Phishing is an increasingly popular scam, growing in incidence more than 10% from 2015 to 2016, according to the Anti-Phishing Working Group, a coalition of government and industry organizations.
Reminder for AT&T Customers
We remind consumers and businesses to be aware of phishing and advise them to use caution if they receive any email requesting personal and/or credit card account information. AT&T does not send email requests to customers asking for personal account or credit card information.
If you receive an email message that appears to come from AT&T and asks you to provide your email ID, password, Social Security number or other personal information, do not reply to it. Simply delete the email or forward it to email@example.com.
Social Media Phishing Techniques
We have become an increasingly connected society, with many options for “social” interaction. While some of this interaction is for personal use, people are increasingly using social channels to promote ideas or services, network and job hunt. Do you ever stop and wonder if your “social” life is secure?

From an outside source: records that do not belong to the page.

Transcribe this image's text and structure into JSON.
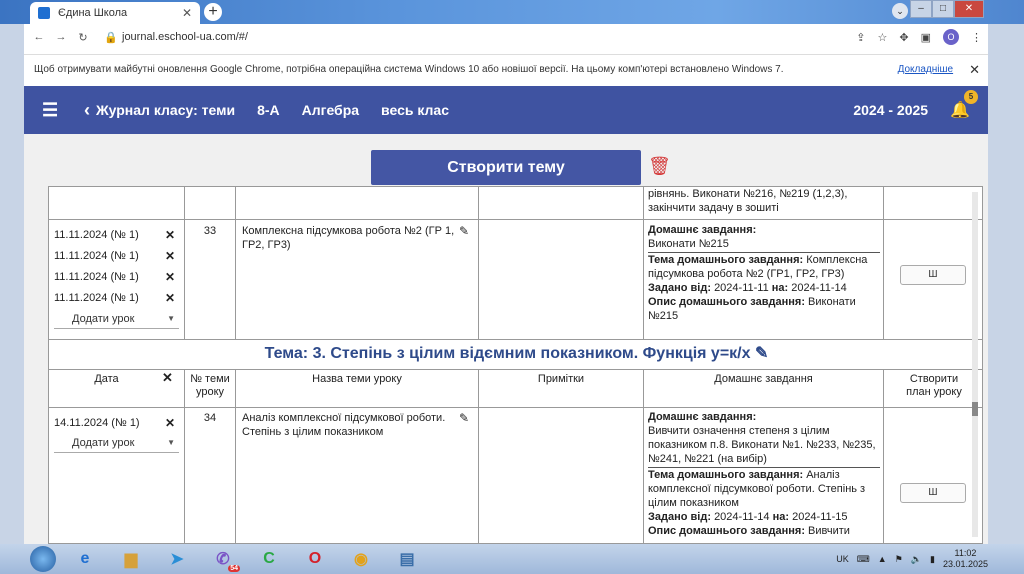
{
  "browser": {
    "tab_title": "Єдина Школа",
    "url": "journal.eschool-ua.com/#/",
    "profile_initial": "O",
    "infobar_text": "Щоб отримувати майбутні оновлення Google Chrome, потрібна операційна система Windows 10 або новішої версії. На цьому комп'ютері встановлено Windows 7.",
    "infobar_link": "Докладніше"
  },
  "appbar": {
    "title": "Журнал класу: теми",
    "class_name": "8-А",
    "subject": "Алгебра",
    "scope": "весь клас",
    "year": "2024 - 2025",
    "notifications": "5"
  },
  "toolbar": {
    "create_topic_label": "Створити тему"
  },
  "block1": {
    "top_fragment_line1": "рівнянь. Виконати №216, №219 (1,2,3),",
    "top_fragment_line2": "закінчити задачу в зошиті",
    "dates": [
      "11.11.2024 (№ 1)",
      "11.11.2024 (№ 1)",
      "11.11.2024 (№ 1)",
      "11.11.2024 (№ 1)"
    ],
    "add_lesson": "Додати урок",
    "number": "33",
    "lesson_title": "Комплексна підсумкова робота №2 (ГР 1, ГР2, ГР3)",
    "hw_label": "Домашнє завдання:",
    "hw_text": "Виконати №215",
    "hw_topic_label": "Тема домашнього завдання:",
    "hw_topic_text": "Комплексна підсумкова робота №2 (ГР1, ГР2, ГР3)",
    "given_label": "Задано від:",
    "given_from": "2024-11-11",
    "on_label": "на:",
    "given_to": "2024-11-14",
    "desc_label": "Опис домашнього завдання:",
    "desc_text": "Виконати №215",
    "plan_button": "Ш"
  },
  "topic": {
    "title": "Тема: 3. Степінь з цілим відємним показником. Функція у=к/х"
  },
  "headers": {
    "date": "Дата",
    "num_line1": "№ теми",
    "num_line2": "уроку",
    "lesson_name": "Назва теми уроку",
    "notes": "Примітки",
    "homework": "Домашнє завдання",
    "plan_line1": "Створити",
    "plan_line2": "план уроку"
  },
  "block2": {
    "date": "14.11.2024 (№ 1)",
    "add_lesson": "Додати урок",
    "number": "34",
    "lesson_title": "Аналіз комплексної підсумкової роботи. Степінь з цілим показником",
    "hw_label": "Домашнє завдання:",
    "hw_text": "Вивчити означення степеня з цілим показником п.8. Виконати №1. №233, №235, №241, №221 (на вибір)",
    "hw_topic_label": "Тема домашнього завдання:",
    "hw_topic_text": "Аналіз комплексної підсумкової роботи. Степінь з цілим показником",
    "given_label": "Задано від:",
    "given_from": "2024-11-14",
    "on_label": "на:",
    "given_to": "2024-11-15",
    "desc_label": "Опис домашнього завдання:",
    "desc_text": "Вивчити",
    "plan_button": "Ш"
  },
  "taskbar": {
    "lang": "UK",
    "viber_badge": "54",
    "time": "11:02",
    "date": "23.01.2025"
  }
}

Hear from our AT&T data security analysts as they discuss methods that attackers use to target people on job-hunting social media sites.